Task instructions ▸
Write out all of the entries, matching the original exactly.

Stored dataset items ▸
•••••

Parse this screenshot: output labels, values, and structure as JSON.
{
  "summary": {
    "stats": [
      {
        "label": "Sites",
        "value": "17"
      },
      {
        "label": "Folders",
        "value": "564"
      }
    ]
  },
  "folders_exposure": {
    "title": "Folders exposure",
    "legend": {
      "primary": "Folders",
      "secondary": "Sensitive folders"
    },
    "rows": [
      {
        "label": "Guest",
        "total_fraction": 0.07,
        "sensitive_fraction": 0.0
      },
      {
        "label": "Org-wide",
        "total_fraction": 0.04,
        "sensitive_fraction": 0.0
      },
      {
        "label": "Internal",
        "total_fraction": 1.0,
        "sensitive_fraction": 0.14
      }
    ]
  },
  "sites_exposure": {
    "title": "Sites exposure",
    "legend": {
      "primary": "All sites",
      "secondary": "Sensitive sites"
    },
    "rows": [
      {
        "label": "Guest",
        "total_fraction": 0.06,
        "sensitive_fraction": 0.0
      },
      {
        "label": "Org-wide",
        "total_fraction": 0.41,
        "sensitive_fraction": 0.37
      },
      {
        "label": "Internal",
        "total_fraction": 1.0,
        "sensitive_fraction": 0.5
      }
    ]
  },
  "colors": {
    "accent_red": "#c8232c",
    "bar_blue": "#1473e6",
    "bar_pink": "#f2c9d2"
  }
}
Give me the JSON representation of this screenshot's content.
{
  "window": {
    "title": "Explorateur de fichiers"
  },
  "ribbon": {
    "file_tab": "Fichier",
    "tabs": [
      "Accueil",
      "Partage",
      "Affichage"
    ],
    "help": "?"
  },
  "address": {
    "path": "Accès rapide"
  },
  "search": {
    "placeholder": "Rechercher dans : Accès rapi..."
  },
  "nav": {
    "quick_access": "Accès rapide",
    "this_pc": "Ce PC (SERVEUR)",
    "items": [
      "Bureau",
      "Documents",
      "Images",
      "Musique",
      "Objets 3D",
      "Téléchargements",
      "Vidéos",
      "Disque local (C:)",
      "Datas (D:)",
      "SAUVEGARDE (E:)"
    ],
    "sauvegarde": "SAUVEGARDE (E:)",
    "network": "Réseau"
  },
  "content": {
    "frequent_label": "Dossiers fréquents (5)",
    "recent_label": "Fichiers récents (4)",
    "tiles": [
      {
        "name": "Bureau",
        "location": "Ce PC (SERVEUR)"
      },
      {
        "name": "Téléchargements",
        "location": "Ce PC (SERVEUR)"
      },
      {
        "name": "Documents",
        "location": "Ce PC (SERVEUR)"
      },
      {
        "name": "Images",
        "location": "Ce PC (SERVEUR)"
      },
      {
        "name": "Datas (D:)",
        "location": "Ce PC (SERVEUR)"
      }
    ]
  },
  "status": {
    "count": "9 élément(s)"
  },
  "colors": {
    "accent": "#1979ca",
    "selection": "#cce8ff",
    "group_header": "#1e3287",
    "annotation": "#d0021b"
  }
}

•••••

Response to this task ▸
Parse this screenshot: output labels, values, and structure as JSON.
{
  "summary": {
    "stats": [
      {
        "label": "Sites",
        "value": "17"
      },
      {
        "label": "Folders",
        "value": "564"
      }
    ]
  },
  "folders_exposure": {
    "title": "Folders exposure",
    "legend": {
      "primary": "Folders",
      "secondary": "Sensitive folders"
    },
    "rows": [
      {
        "label": "Guest",
        "total_fraction": 0.07,
        "sensitive_fraction": 0.0
      },
      {
        "label": "Org-wide",
        "total_fraction": 0.04,
        "sensitive_fraction": 0.0
      },
      {
        "label": "Internal",
        "total_fraction": 1.0,
        "sensitive_fraction": 0.14
      }
    ]
  },
  "sites_exposure": {
    "title": "Sites exposure",
    "legend": {
      "primary": "All sites",
      "secondary": "Sensitive sites"
    },
    "rows": [
      {
        "label": "Guest",
        "total_fraction": 0.06,
        "sensitive_fraction": 0.0
      },
      {
        "label": "Org-wide",
        "total_fraction": 0.41,
        "sensitive_fraction": 0.37
      },
      {
        "label": "Internal",
        "total_fraction": 1.0,
        "sensitive_fraction": 0.5
      }
    ]
  },
  "colors": {
    "accent_red": "#c8232c",
    "bar_blue": "#1473e6",
    "bar_pink": "#f2c9d2"
  }
}
Give me the JSON representation of this screenshot's content.
{
  "window": {
    "title": "Explorateur de fichiers"
  },
  "ribbon": {
    "file_tab": "Fichier",
    "tabs": [
      "Accueil",
      "Partage",
      "Affichage"
    ],
    "help": "?"
  },
  "address": {
    "path": "Accès rapide"
  },
  "search": {
    "placeholder": "Rechercher dans : Accès rapi..."
  },
  "nav": {
    "quick_access": "Accès rapide",
    "this_pc": "Ce PC (SERVEUR)",
    "items": [
      "Bureau",
      "Documents",
      "Images",
      "Musique",
      "Objets 3D",
      "Téléchargements",
      "Vidéos",
      "Disque local (C:)",
      "Datas (D:)",
      "SAUVEGARDE (E:)"
    ],
    "sauvegarde": "SAUVEGARDE (E:)",
    "network": "Réseau"
  },
  "content": {
    "frequent_label": "Dossiers fréquents (5)",
    "recent_label": "Fichiers récents (4)",
    "tiles": [
      {
        "name": "Bureau",
        "location": "Ce PC (SERVEUR)"
      },
      {
        "name": "Téléchargements",
        "location": "Ce PC (SERVEUR)"
      },
      {
        "name": "Documents",
        "location": "Ce PC (SERVEUR)"
      },
      {
        "name": "Images",
        "location": "Ce PC (SERVEUR)"
      },
      {
        "name": "Datas (D:)",
        "location": "Ce PC (SERVEUR)"
      }
    ]
  },
  "status": {
    "count": "9 élément(s)"
  },
  "colors": {
    "accent": "#1979ca",
    "selection": "#cce8ff",
    "group_header": "#1e3287",
    "annotation": "#d0021b"
  }
}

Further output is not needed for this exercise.